Bill Keener, a research biologist at Golden Gate Cetacean Research, spotted harbor porpoises returning to the bay about 10 years ago — today, they can be seen in the bay on a daily basis. Keener credits the improvements in water quality to state and federal clean water acts and decades of efforts by organizations such as Save the Bay.
“In many ways, mammals are a secondary indicator of the health of the bay,” said Cara Field, a veterinarian at The Marine Mammal Center. “The mammals go to where there is more prey available and the prey are found where the water is better.”
Nonprofit environmental advocacy organization San Francisco Baykeeper, or SF Baykeeper, is in its 29th year of working to improve the bay’s water quality.

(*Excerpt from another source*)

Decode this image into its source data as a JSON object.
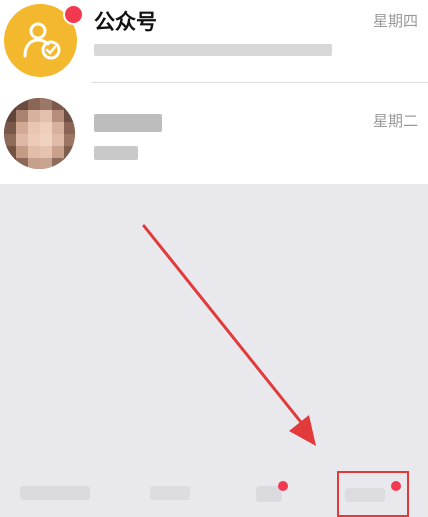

The organization monitors industrial pollution, stormwater runoff, wastewater and sewage spills, and enforces regulations and permits that are part of state and federal environmental law.
“First we notify polluters if we find a violation,” said Sejal Choksi-Chugh, executive director and baykeeper of SF Baykeeper. “We have a team of scientists too that can help bring the facility into compliance, and then we follow closely and work with them for three years.”
The East Bay Municipal Utility District, or EBMUD, addressed pollution from stormwater and sewage overflow with public information campaigns about materials that can clog sewer lines. EBMUD also works with cities to improve leaky feeder lines that can overwhelm the treatment facility with stormwater, according to Eileen White, director of wastewater at EBMUD.
“We take the San Francisco Bay very seriously and we are proud of our partnerships,” White said.
The city of Berkeley has undertaken efforts to address pollution by collecting runoff and filtering it through bioswales, landscape features that help to remove pollutants from water, before the runoff drains into waterways.
Berkeley has installed a number of these systems, which also reduce flooding during heavy rains, according to city spokesperson Matthai Chakko. A new project planned for King School Park that will filter water running into Codornices Creek has an estimated cost of $1.2 million.
Choksi-Chugh said that although there have been improvements in visible pollutants such as raw sewage and trash, invisible pollutants such as mercury and PCBs that accumulate up food chains and harm wildlife are still a major concern. Choksi-Chugh said freshwater flows also affect the health of the bay.
“Our vision is an SF Bay that is wilder and teeming with wildlife like the olden days where people can recreate and not worry about toxic pollutants when they eat the fish,” Choksi-Chugh said.
A previous version of this article incorrectly stated that Berkeley has installed systems that improve flooding during heavy rains. In fact, the systems reduce flooding.